Durian – A Hellish Smell but a Heavenly Taste

Durian – A Hellish Smell but a Heavenly Taste 

12 Jan 2021

Around the world, there are numerous foods that bring out extreme ‘love it or hate it’ reactions. Marmite and Brussels sprouts spring to mind, but nothing evokes quite so much passion from its lovers and haters as the ‘King of Fruits.’ The King is of course the (in)famous durian, which is endemic to Southeast Asia. Even for Indonesians, Malaysians and Thais, it is a tantalizing mix of heavenly taste paired with a repulsive aroma. It is an essential part of Asian culture but it definitely polarizes the expat community.

What is it? 

Everything about the durian is utterly unique – the spiky yellow/green outer skin, the fleshy ‘fruit’ inside and of course the pungent smell. It is encased in an oval skin with large protruding spikes and the fruit itself has a very fleshy quality. It’s also a super fruit rich in iron, vitamin C, and potassium offering various health benefits. Mostly eaten raw, durian flavored ice cream, cakes and candy can be found throughout Asia. To some people it is not a fruit at all, due to its sweet, custardy taste with hints of vanilla.

Durian no-go areas 

Due to its overpowering smell, (it can linger on the breath, clothes and other surfaces long after it’s been eaten) even an unopened durian is banned in enclosed spaces, such as hotels and on aircraft. After relocation to Singapore you’ll soon spot signs everywhere warning not to take durians on the subway or in shops and other public spaces. In 2018, an Indonesian flight was grounded after dozens of passengers refused to fly due to the overpowering stench of two tons of durian in the cargo hold. 

Aroma impossible to describe 

Personally, I find the taste and texture is exquisite. However, many people just can’t get beyond that extreme stench to enjoy their very first taste. Frankly, it’s near impossible to adequately describe the aroma. Our sense of smell works in mysterious ways and each person reacts very differently. Here are just a few words which have been famously used to describe the smell: 

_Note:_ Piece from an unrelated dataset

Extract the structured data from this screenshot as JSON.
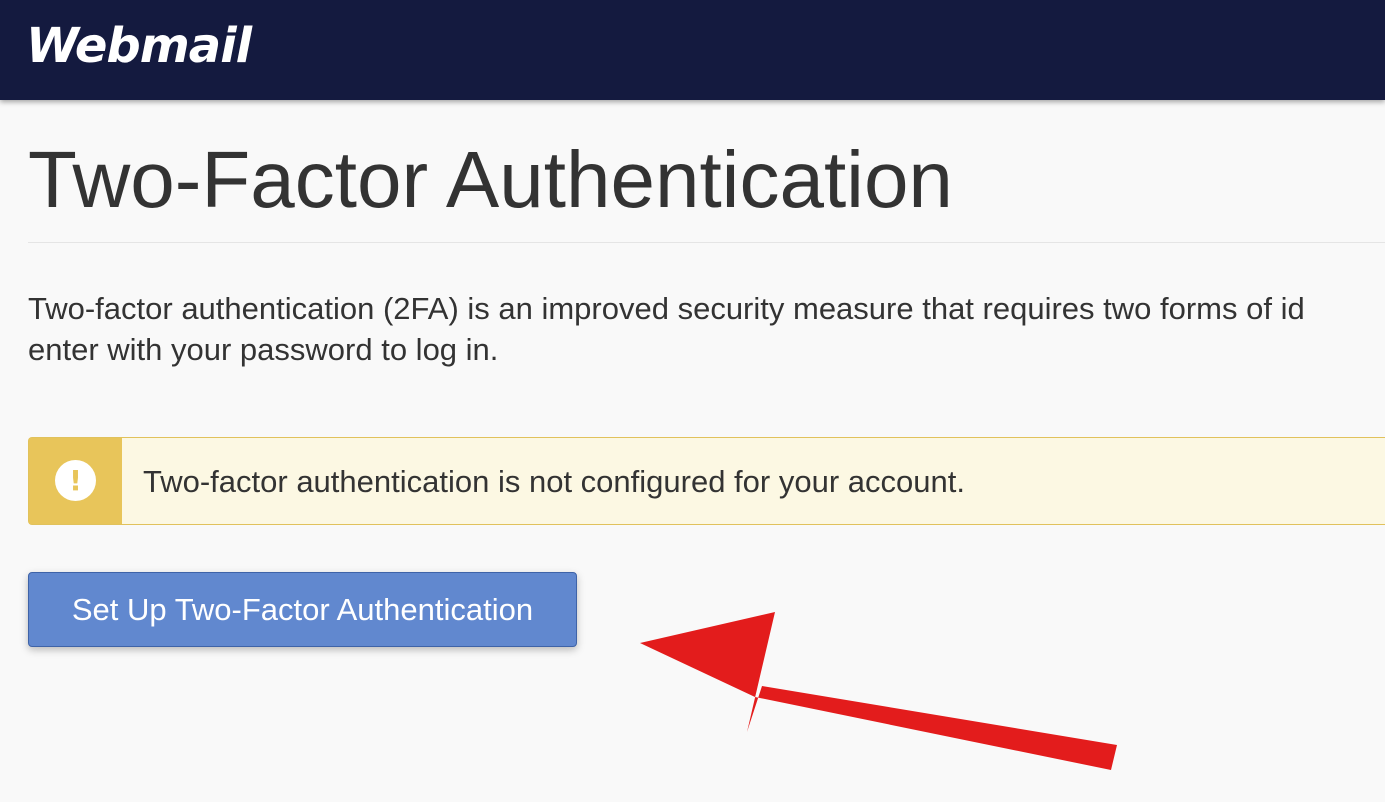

Vomit-flavoured custard, turpentine, sweaty socks, onions, stale cheese, rotten eggs, the smell of rotten garbage. It has been described as eating garlic-flavoured custard over an open sewer

Durian is a strange combination of savory, sweet, and creamy, and a first bite can be a downright confusing and contradictory experience. This quote from Italian explorer Giovanni Battista Cerruti perhaps best sums it up: 

I must say that I have never tasted anything more delicious. But not everyone can enjoy or appreciate this strange fruit for the disgusting smell that distinguishes it and that is apt to cause nausea to a weak stomach.